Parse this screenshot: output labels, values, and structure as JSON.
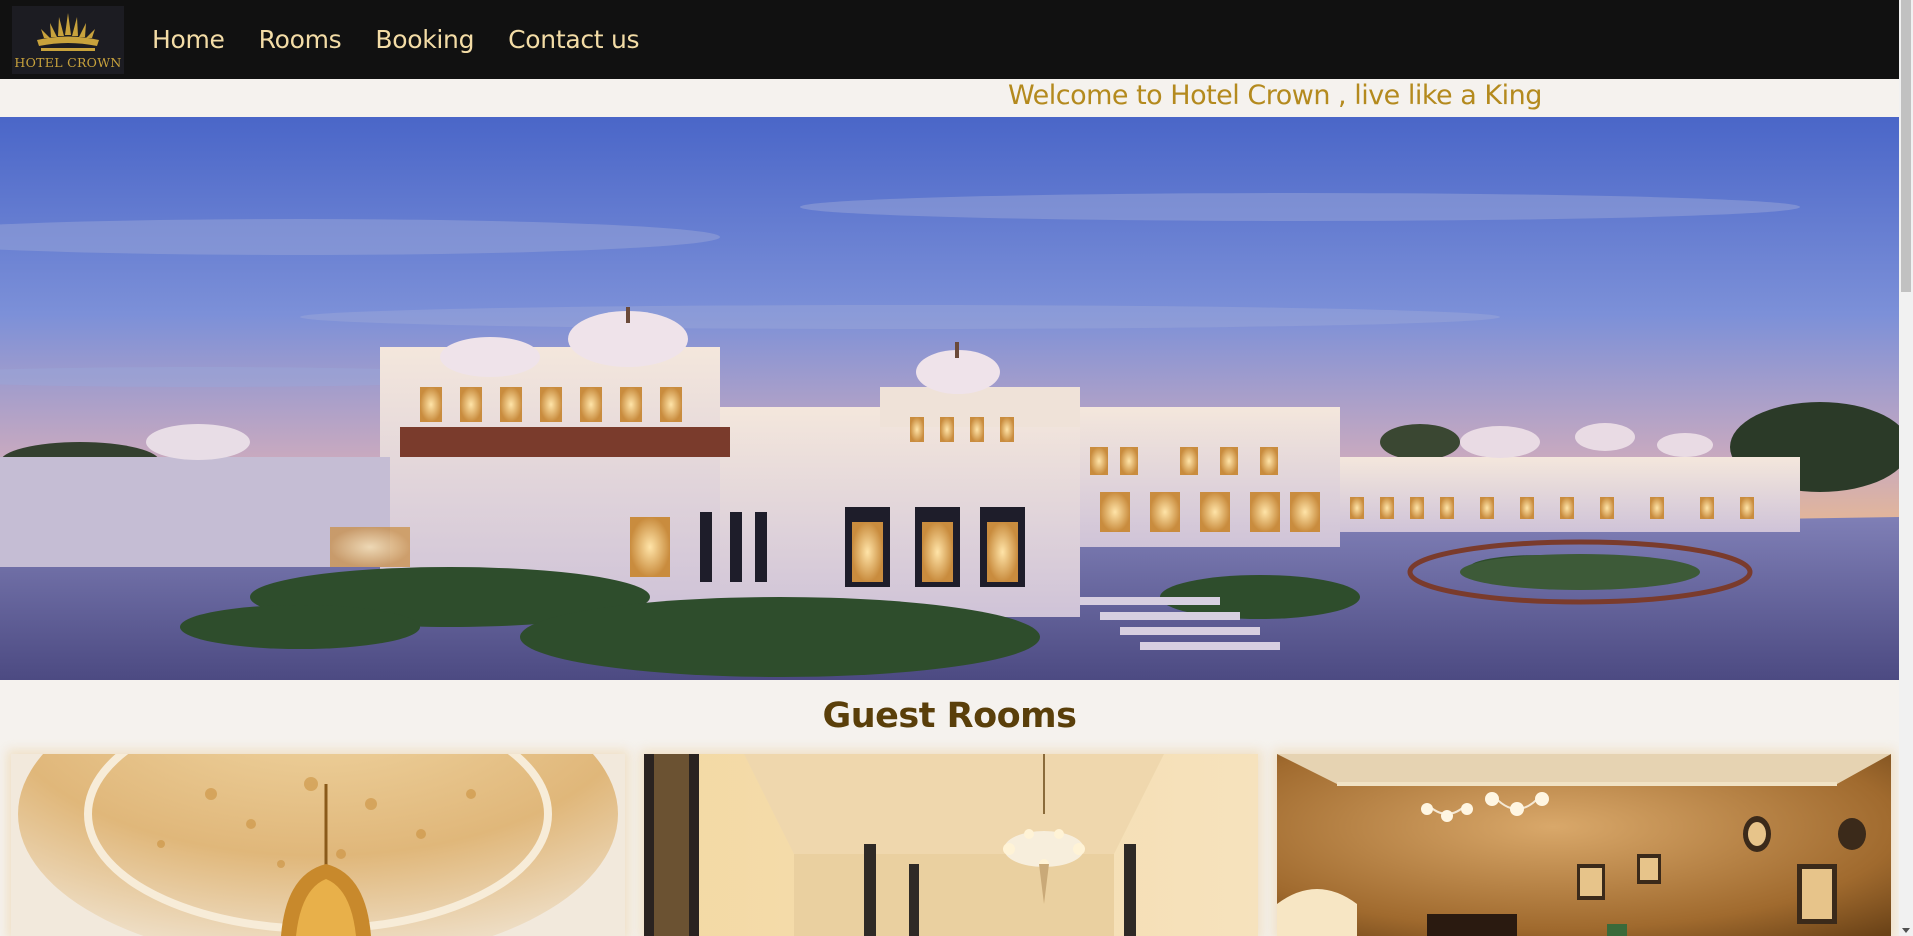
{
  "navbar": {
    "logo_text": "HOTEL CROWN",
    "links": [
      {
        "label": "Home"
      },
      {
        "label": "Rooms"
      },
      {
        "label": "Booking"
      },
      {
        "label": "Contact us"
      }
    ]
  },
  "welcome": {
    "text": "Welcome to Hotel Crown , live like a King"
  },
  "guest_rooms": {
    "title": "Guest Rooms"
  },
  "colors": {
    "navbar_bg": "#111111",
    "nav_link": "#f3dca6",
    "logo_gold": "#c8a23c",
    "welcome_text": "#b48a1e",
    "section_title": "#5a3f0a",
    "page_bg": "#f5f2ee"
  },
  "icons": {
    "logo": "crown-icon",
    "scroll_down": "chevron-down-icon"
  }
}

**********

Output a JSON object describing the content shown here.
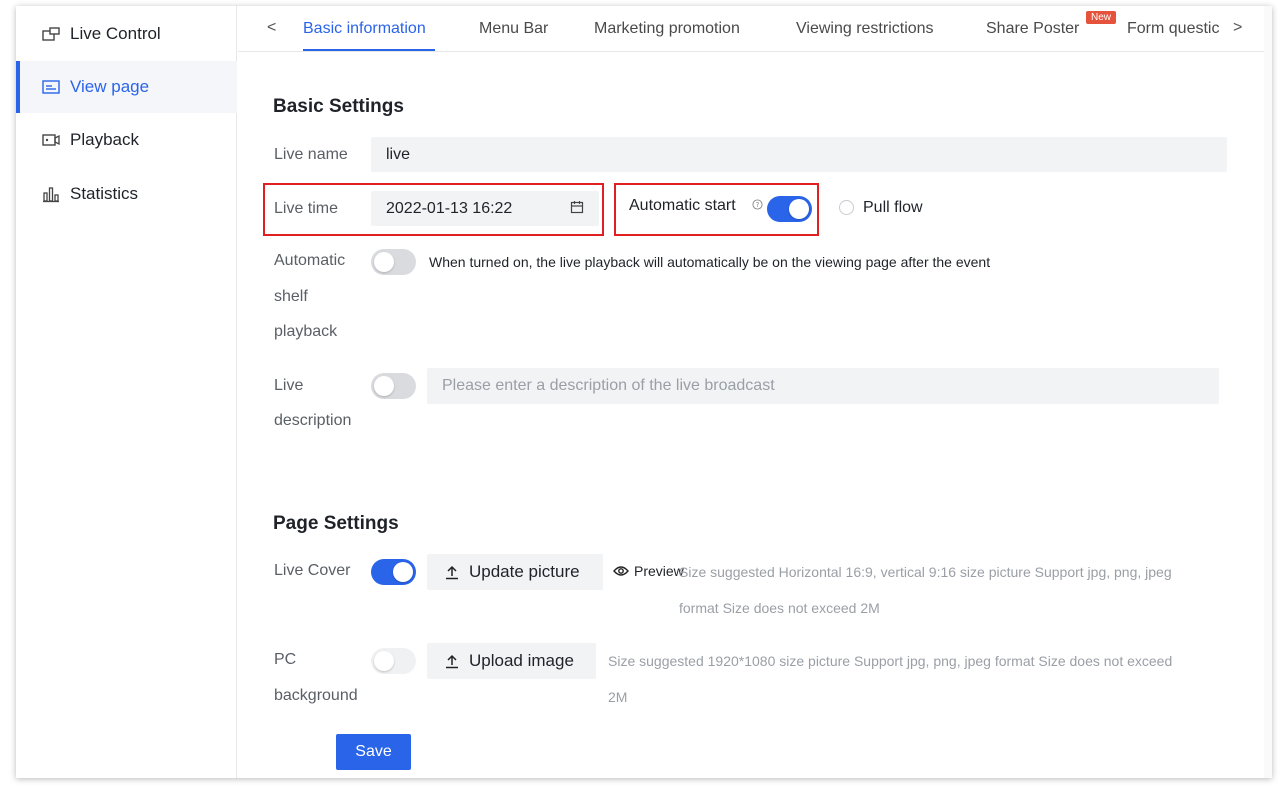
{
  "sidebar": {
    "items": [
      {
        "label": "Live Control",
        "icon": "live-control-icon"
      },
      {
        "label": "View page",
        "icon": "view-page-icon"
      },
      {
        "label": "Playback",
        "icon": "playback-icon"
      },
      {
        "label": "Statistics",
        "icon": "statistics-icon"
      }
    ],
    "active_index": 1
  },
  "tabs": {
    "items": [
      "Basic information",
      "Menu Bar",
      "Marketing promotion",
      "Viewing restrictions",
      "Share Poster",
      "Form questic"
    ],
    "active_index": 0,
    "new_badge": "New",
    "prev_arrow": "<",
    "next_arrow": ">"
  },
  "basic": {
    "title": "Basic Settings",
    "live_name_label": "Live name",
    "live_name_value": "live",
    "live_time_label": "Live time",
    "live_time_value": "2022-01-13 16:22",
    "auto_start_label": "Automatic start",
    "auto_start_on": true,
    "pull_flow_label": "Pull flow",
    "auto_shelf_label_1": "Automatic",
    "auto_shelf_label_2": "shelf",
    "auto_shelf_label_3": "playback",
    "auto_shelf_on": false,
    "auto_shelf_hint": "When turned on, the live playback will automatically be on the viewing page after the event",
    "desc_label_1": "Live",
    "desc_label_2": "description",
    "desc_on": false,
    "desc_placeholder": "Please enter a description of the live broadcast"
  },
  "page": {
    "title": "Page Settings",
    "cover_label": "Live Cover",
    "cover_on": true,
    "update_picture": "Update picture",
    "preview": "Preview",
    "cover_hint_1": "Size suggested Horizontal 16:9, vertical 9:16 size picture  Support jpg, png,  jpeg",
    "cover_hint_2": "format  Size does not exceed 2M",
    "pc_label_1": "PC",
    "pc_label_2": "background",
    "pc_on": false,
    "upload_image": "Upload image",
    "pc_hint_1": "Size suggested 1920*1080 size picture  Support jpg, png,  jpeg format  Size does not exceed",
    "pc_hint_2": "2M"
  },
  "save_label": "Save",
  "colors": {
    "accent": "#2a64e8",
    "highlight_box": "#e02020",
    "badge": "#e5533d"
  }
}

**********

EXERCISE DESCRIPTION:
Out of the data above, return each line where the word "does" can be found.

SOLVED EXERCISE:
    "cover_hint_2": "format  Size does not exceed 2M",
    "pc_hint_1": "Size suggested 1920*1080 size picture  Support jpg, png,  jpeg format  Size does not exceed",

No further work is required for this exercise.